At Croftburn Farm, flocks of sheep and herds of cattle graze in wide green pastures on either side of Route 3, just outside of the Town of Culpeper—so the farm offers local residents both pastoral views and healthy, quality meats.
The animals are raised humanely in open fields, without the use of hormones or animal by-products, and the final products are all natural, without fillers or additives. Meg Campbell, the farmer, says that her customers can taste the difference, compared to factory farmed meat. People tell her that Croftburn’s meat tastes the way they remember from when they were kids, that a hamburger really tastes like a hamburger.
“The quality of the meat sells itself,” she says. “It’s real food.”

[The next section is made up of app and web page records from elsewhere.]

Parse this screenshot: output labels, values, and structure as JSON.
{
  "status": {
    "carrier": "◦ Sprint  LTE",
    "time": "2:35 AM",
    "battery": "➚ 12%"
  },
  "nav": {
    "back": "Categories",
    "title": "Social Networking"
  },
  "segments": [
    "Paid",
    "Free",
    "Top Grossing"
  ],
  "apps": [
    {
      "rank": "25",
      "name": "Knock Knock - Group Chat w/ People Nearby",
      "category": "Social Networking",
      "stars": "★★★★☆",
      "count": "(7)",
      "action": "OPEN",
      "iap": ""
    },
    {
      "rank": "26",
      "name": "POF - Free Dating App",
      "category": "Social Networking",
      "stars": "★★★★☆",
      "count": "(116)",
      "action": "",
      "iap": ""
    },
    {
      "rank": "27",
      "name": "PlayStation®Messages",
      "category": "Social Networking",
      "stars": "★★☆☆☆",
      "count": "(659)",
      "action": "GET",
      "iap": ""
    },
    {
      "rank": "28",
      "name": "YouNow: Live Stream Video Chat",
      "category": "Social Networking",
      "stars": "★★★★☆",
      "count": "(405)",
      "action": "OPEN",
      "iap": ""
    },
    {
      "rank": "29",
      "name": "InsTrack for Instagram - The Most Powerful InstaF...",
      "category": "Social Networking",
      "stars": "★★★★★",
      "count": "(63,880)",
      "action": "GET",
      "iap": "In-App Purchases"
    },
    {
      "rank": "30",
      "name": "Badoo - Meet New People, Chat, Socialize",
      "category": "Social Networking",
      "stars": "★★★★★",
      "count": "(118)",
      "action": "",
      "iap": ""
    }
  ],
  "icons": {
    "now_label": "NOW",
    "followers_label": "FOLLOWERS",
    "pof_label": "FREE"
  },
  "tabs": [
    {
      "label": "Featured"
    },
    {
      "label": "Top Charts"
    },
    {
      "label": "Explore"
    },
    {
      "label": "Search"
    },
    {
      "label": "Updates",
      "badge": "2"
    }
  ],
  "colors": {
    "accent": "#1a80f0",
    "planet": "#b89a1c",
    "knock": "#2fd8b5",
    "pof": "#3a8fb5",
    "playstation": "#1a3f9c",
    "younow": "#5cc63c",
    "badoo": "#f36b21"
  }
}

Customers can purchase the meat, as well as other foods from local farms, at Croftburn Market, which Meg’s son Andrew recently opened on Braggs Corner Road Bradford Road, just off Route 29.
The Campbells aim to provide good, healthy food at a price that people can afford. While they can’t match the prices of mainstream grocery stores, Meg says, that comparison doesn’t account for the hidden costs of cheap food, in lost flavor and health impacts. “Everybody should be entitled to high-quality food at a fair price,” she says. “And they should have access to local food, so there is more of a connection between the farm and the producer and the consumer.”
People choose to live in Culpeper because of its bucolic, rural setting, she points out. A strong local food movement helps to keep the landscape that way. “People need to invest in buying local, so the local farmers can stay here and continue to farm, so they can take the pleasure of living in a rural place.”